“The camera is an instrument that teaches people how to see without a camera.” (Dorothea Lange)
Photography is an art but also a complex language that speaks directly to the heart. It’s not only about a sense of beauty but also – even more importantly - about feelings expressed through images, emotions that grab our attention through the lens, which adds to our knowledge and links us to the world. Taking photographs allows us to express ourselves in an artistic way, it means telling stories and showing others how we frame the world around us.
Tuscany has myriad beautiful corners and landscapes to be captured through a camera lens. Here we’ll show you some shots taken by Alessio Grazi, a computer technician fond of photography. The landscapes in these images are reproductions of special moments related to the discovery of the artist’s homeland.
Alessio lives in Sinalunga, in the province of Siena. Taking photographs is his greatest passion; through it, he discovered many different areas of his homeland, like enchanting streets and views new to him. Photography helped him capture their wonderful nuances, which vary at each time of the year, and are always so glorious here in Tuscany.
One of the locations of his photographs is Bagno Vignoni, immersed in the Val d'Orcia, just a few kilometers from Siena. It is a unique town in the world, because its main square is occupied by a large thermal pool in which water flows from a hot spring. The vapor creates a fairytale-like atmosphere that keeps on enchanting travellers from all over the world. Around the pool you can admire Renaissance buildings and the elegant loggia of Santa Caterina da Siena.

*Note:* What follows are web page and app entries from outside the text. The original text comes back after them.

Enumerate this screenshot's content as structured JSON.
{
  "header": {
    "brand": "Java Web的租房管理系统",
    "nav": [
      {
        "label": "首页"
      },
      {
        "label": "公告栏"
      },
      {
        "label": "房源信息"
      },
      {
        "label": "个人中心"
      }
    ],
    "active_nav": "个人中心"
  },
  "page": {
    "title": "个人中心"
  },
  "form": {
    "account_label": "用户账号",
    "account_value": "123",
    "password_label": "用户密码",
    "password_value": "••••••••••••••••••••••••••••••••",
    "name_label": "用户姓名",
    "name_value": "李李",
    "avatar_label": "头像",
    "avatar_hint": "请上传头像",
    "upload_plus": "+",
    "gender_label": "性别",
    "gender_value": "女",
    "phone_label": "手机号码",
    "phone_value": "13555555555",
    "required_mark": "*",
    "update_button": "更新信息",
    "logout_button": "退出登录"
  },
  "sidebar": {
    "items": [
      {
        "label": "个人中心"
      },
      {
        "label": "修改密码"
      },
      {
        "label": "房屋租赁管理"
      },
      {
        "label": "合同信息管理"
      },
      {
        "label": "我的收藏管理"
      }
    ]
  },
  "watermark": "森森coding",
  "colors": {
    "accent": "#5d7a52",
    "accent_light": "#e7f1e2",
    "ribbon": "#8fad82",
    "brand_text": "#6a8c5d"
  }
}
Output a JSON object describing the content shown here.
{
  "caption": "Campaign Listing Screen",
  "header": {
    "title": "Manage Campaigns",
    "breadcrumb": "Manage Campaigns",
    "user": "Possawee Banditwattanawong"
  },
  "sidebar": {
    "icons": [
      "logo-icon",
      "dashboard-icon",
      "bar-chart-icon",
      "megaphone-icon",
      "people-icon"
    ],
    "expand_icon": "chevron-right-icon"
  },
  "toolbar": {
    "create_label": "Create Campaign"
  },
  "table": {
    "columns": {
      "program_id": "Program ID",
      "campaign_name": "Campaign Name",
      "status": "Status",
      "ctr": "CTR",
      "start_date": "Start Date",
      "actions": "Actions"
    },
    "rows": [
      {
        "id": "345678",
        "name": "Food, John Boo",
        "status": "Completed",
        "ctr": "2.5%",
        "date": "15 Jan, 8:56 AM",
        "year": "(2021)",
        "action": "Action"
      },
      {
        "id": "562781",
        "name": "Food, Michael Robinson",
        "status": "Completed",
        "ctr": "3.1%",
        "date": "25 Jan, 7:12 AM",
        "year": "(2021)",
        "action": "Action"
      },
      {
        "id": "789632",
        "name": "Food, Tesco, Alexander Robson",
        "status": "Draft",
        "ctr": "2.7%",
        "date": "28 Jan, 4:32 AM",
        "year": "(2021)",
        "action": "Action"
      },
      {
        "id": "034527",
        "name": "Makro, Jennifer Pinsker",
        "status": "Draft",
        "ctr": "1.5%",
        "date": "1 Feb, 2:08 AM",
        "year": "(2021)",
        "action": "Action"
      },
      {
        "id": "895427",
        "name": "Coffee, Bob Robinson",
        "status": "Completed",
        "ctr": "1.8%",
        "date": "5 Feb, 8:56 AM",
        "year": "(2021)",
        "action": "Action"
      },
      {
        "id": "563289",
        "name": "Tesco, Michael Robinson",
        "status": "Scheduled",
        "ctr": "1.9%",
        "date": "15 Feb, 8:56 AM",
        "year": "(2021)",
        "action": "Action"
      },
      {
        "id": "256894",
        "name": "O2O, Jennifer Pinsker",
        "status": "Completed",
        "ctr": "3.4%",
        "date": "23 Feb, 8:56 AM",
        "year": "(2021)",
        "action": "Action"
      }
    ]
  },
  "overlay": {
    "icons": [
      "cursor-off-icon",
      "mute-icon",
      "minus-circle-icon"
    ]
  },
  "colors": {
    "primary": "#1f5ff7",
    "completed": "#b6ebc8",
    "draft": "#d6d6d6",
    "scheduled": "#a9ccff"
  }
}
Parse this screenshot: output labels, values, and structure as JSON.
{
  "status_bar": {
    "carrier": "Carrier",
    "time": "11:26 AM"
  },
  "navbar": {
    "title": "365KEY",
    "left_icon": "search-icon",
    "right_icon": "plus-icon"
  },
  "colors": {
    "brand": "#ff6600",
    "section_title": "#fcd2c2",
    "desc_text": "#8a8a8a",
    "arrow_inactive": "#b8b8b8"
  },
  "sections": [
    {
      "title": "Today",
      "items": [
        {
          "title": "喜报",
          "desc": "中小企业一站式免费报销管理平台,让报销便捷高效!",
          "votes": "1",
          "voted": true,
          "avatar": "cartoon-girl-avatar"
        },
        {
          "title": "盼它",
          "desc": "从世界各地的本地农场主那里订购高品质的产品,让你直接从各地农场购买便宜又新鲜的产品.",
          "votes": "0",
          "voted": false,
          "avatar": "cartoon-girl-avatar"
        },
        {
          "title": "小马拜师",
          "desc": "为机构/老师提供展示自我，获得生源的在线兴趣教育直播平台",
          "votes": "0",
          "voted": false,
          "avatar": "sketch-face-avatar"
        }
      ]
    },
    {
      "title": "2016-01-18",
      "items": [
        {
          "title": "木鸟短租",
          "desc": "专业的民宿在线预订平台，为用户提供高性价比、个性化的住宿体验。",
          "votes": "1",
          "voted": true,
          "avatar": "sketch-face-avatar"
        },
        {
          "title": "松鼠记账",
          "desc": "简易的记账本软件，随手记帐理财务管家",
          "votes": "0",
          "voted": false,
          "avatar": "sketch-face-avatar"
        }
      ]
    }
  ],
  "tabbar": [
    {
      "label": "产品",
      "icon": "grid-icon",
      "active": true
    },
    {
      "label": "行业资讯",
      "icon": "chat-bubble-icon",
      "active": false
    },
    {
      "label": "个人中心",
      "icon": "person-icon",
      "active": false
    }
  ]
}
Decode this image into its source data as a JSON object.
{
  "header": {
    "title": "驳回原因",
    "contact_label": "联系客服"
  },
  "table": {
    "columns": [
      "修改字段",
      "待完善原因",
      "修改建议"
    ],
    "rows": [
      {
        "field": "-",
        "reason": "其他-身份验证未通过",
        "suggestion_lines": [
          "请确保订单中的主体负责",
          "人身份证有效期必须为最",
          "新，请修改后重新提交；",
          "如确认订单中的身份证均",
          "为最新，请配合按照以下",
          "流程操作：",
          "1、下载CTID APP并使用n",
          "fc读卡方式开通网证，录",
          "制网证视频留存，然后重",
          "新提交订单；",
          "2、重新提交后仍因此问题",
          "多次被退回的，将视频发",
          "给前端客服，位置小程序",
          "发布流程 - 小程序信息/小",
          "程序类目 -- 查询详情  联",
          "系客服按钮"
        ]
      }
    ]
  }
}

In this picturesque place, the waters flow directly to a cliff that preserves ancient mills and simultaneously they fill the spas of the little village. You can visit Bagno Vignoni walking along the old via Francigena (the path going from Canterbury to Rome).
No doubt, the Val d'Orcia is one of the most beautiful locations in Tuscany. Everywhere you look you can see breathtaking views and spectacular sunsets. The photographers are aware of it, and that’s why most of them decide to capture this landscape, following the soft and sinuous lines of the hills.
The small building in the photograph above is the Madonna di Vitaleta chapel on the street connecting Pienza to San Quirico D’Orcia. Built by Giuseppe Pertini in 1884, it contains the statue of the holy mother made by the artist Andrea della Robbia in 1590. Renovated in 1984, the chapel has recently been named a World Heritage Site by UNESCO.
Between Siena and Massa Marittima there are the spectacular ruins of the San Galgano Abbey, which used to be one of the most important monasteries in Tuscany.
In 1180 the noble knight Galgano Guidotti became a Cistercian monk and made a chapel on Mount Siepi built for his lifelong spiritual quest. Other Cistercian monks enlarged the sacred building to honor Galgano, who became a saint in the meantime. In addition, after his death, the Hermitage of Montesiepi chapel - also called Rotonda due to its round shape - was built to keep intact the site where he had left his sword, stuck in a rock like the legendary Excalibur. Partially destroyed in 1330, the Abbey went through a long period of abandon and decline, but now it’s a beloved tourist site.
For visitors, the Abbey of San Galgano is open everyday from 9 am. The ticket is 3,50 euros, the reduced ticket costs 3 euros and entrance is free for children, disabled visitors and tour guides.
The Hermitage of Montesiepi is open daily from 9:00 am to sunset, free admission. Mass is held every Sunday morning at 11:30 am.
Tuscany is famous all around the world for history and art. Nevertheless, many tourist come here to taste Tuscan delicious wine and food. It's impossible to resist the temptation to try the "bistecca alla fiorentina".
This tender meat comes from the white Tuscan Chianina cattle born and grazed in the Valdichiana area. It requires little and slow cooking and - due to its size - it can be shared between two or more people.
There are two kinds of steaks that can be compared to the striploin and tenderloin (for American people) or to sirloin and fillet (in Britain).
With 33 different kinds of wine named DOC and 11 DOCG (guarantee of origin), Tuscany is proudly one of the richest region as regards wine production.
Chianti, Brunello di Montalcino and Vino Nobile di Montepulciano are basically made with Sangiovese grape, while the Vernaccia grape is used for the white San Gimignano Vernaccia. But we can't avoid to mention the famous dessert wine Vin Santo, made from Trebbiano and Malvasia grapes.
There's something to suit everybody's fancy!
Now that we’ve shown you these wonderful places, there’s no other choice but to travel and see them for yourself!
ps: if you like panoramic views take a look at these photographs, too.